Transistor 427 then provides a current to transistor 429 which is proportional to the current provided by transistor 409, though possibly multiplied as discussed above. Transistor 429 receives the current from transistor 427 in the base connection, so the output current Io at the collector of transistor 429 is thereby beta multiplied. Since the betas of transistor 409 and transistor 429 are nominally matched, the result is as though no reduction and restoration had occurred, except that, as mentioned, the effects of impedances in the emitters of the intermediate transistors, that is, transistors 413, 415, 417, 421, 423 and 427, are greatly reduced, and more importantly, an impedance in the emitter of transistor 429 does not need to be matched with an impedance in the emitter of transistor 409. It can be expected that a difference in beta between transistor 409 and transistor 429 may create a small difference in the desired current, but this has proven to be less of a concern than the effects of different emitter impedances in the input and output transistors, specifically transistor 409 and transistor 429, mentioned above, when the invention is not used. The net result is an improvement in the characteristics of the bias circuit since an impedance in the emitter of transistor 429 does not reflect back on the matching transistor 409. Further, a reduction in parasitic heating due to the higher currents of the prior art, and a reduction in the voltage mismatches at the emitters thereby, may also be a benefit of this invention.

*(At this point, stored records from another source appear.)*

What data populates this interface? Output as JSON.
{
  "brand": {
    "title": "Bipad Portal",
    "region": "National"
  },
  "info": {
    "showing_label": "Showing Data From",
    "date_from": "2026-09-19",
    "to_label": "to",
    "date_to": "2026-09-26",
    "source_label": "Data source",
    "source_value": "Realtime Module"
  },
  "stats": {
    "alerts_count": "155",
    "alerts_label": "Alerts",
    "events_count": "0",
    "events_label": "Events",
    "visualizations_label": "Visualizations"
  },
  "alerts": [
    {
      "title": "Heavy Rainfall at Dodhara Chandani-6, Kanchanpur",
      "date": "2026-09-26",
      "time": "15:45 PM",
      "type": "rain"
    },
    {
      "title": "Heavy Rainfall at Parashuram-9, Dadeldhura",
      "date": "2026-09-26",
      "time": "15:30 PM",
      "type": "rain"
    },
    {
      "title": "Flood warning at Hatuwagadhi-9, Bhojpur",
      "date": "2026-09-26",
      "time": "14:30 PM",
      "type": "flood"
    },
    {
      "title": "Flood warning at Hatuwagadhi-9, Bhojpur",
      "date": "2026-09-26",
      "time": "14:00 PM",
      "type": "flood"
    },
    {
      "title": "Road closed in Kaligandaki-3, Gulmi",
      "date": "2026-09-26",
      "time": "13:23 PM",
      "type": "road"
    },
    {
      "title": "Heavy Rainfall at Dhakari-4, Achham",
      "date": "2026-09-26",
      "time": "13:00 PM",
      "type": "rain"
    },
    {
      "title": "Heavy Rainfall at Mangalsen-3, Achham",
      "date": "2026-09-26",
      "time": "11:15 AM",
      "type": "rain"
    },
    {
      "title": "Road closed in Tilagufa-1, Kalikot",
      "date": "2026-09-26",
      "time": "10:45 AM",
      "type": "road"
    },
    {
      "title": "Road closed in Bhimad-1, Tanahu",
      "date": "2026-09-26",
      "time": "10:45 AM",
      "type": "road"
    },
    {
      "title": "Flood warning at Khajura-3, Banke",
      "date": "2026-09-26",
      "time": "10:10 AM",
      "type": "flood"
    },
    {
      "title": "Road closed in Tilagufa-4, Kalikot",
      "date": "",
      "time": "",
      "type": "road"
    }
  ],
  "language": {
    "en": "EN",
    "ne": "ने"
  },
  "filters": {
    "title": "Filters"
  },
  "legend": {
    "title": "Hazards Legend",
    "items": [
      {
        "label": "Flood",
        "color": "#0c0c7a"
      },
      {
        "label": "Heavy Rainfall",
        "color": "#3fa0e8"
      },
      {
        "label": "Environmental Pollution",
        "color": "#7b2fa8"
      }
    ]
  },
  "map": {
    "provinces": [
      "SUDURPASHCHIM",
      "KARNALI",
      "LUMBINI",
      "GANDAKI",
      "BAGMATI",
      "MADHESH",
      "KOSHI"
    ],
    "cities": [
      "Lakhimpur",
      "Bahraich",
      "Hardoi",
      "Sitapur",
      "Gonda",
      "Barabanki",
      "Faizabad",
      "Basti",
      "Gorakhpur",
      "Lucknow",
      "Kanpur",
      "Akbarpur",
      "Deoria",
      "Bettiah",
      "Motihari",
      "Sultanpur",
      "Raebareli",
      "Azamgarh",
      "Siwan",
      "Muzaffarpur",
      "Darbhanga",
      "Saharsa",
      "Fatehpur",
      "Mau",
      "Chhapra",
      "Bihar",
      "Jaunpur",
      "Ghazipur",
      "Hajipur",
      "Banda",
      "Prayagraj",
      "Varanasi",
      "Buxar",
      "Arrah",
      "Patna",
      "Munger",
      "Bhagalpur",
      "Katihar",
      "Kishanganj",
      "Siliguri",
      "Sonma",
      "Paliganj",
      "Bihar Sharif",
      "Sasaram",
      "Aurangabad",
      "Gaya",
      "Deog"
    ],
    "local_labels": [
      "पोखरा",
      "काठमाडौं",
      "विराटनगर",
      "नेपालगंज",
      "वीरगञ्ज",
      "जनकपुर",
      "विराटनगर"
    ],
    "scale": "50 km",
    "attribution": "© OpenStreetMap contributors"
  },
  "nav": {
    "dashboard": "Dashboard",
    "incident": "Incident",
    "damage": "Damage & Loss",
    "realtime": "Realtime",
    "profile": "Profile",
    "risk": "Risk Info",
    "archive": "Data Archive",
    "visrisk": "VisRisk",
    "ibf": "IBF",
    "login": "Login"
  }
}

The foregoing descriptions of specific embodiments of the present invention have been presented for purposes of illustration and description. They are not intended to be exhaustive or to limit the invention to the precise forms disclosed, and it should be understood that many modifications and variations are possible in light of the above teaching. The embodiments were chosen and described in order to best explain the principles of the invention and its practical application, to thereby enable others skilled in the art to best utilize the invention and various embodiments with various modifications as are suited to the particular use contemplated. It is intended that the scope of the invention be defined by the Claims appended hereto and their equivalents.